The Sir Alastair Pilkington Teaching Awards, are given to recognise excellent undergraduate teaching. These annual awards were the initiative of Sir Alistair Pilkington who retired at the end of September 1990 after 10 years as Pro-Chancellor of the University. A committee invites students and staff to nominate teachers, thought to be exceptional. Lecturers are nominated for a variety of reasons including the use of innovative techniques to explain difficult subjects, support given to students and ability to make lectures and seminars entertaining and interesting. The prizes are recognised by the Academic Audit Unit as contributing to the high quality of teaching provision in the university.
This year congratulations goes to Dr Patrick Hagopian, American Studies and Dr Michael Winstanley, History, who have been awarded the Sir Alastair Pilkington Teaching Award. The awards (£1000 each and a certificate) will be presented at a lunch hosted next week by the Vice-Chancellor. Dr Steven Bradley, Economics is the runner-up. Both winners were nominated by their Head of Department.
The particular features of each case commended by the Pilkington Award panel were:-
Dr Patrick Hagopian
The depth and range of his contribution to teaching and learning, the high degree of reflectiveness throughout the submission, sensitivity to students needs, care in the development of materials, and the emphasis on inter-activity in lectures. Two areas which attracted particular attention were student learning support, in particular the innovation of writing seminars to develop key skills and evidence of innovative methods of assessment. Furthermore the panel was particularly impressed by evidence of extremely thoughtful and detailed feedback to students, demonstrating an unusual measure of student care. Statements from past and present students as well as colleagues within and outside the University all attested to an enthusiastic, inspirational and energetic teacher.
Dr Michael Winstanley
Pioneering work in applying IT to teaching, innovative methods of student-centred, tutor-guided teaching, and the many contributions as Faculty Associate Dean for Undergraduate Teaching. The reflective nature of the evidence, in particular the integration between content and process, the development of 'skills' and emphasis on active learning. The teaching materials provided demonstrated a great deal of care, supported by very strong statements from past and present students and peers.
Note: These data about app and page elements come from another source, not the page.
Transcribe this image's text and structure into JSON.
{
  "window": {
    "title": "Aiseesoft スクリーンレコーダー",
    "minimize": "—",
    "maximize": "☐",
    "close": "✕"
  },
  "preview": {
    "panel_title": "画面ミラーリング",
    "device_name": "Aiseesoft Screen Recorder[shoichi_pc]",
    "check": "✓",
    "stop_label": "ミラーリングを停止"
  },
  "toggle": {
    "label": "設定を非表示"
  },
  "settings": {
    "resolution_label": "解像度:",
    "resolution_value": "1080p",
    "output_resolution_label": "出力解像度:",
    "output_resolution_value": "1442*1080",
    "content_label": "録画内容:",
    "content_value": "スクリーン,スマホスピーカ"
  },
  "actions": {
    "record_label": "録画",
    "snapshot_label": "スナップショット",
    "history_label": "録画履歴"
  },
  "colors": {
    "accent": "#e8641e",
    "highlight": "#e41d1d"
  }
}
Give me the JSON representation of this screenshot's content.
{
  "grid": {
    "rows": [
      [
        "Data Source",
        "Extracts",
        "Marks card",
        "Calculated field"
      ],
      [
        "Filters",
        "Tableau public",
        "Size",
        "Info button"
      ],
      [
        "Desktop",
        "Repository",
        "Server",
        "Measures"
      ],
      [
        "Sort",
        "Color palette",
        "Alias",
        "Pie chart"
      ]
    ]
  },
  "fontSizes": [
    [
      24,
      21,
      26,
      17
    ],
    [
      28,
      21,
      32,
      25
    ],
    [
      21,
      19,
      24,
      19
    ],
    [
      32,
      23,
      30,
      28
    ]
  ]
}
The success in developing the confidence and skills of his students in difficult subject areas, together with the contributions at local, regional and national levels to history pedagogy, including his role in the History 2000 project, and his ability to engage students in research projects leading to publication were commended warmly.
A full list of Pilkington Award winners from 1991 to date are on the Personnel web-site. http://www.lancs.ac.uk/users/personnel/winners.htm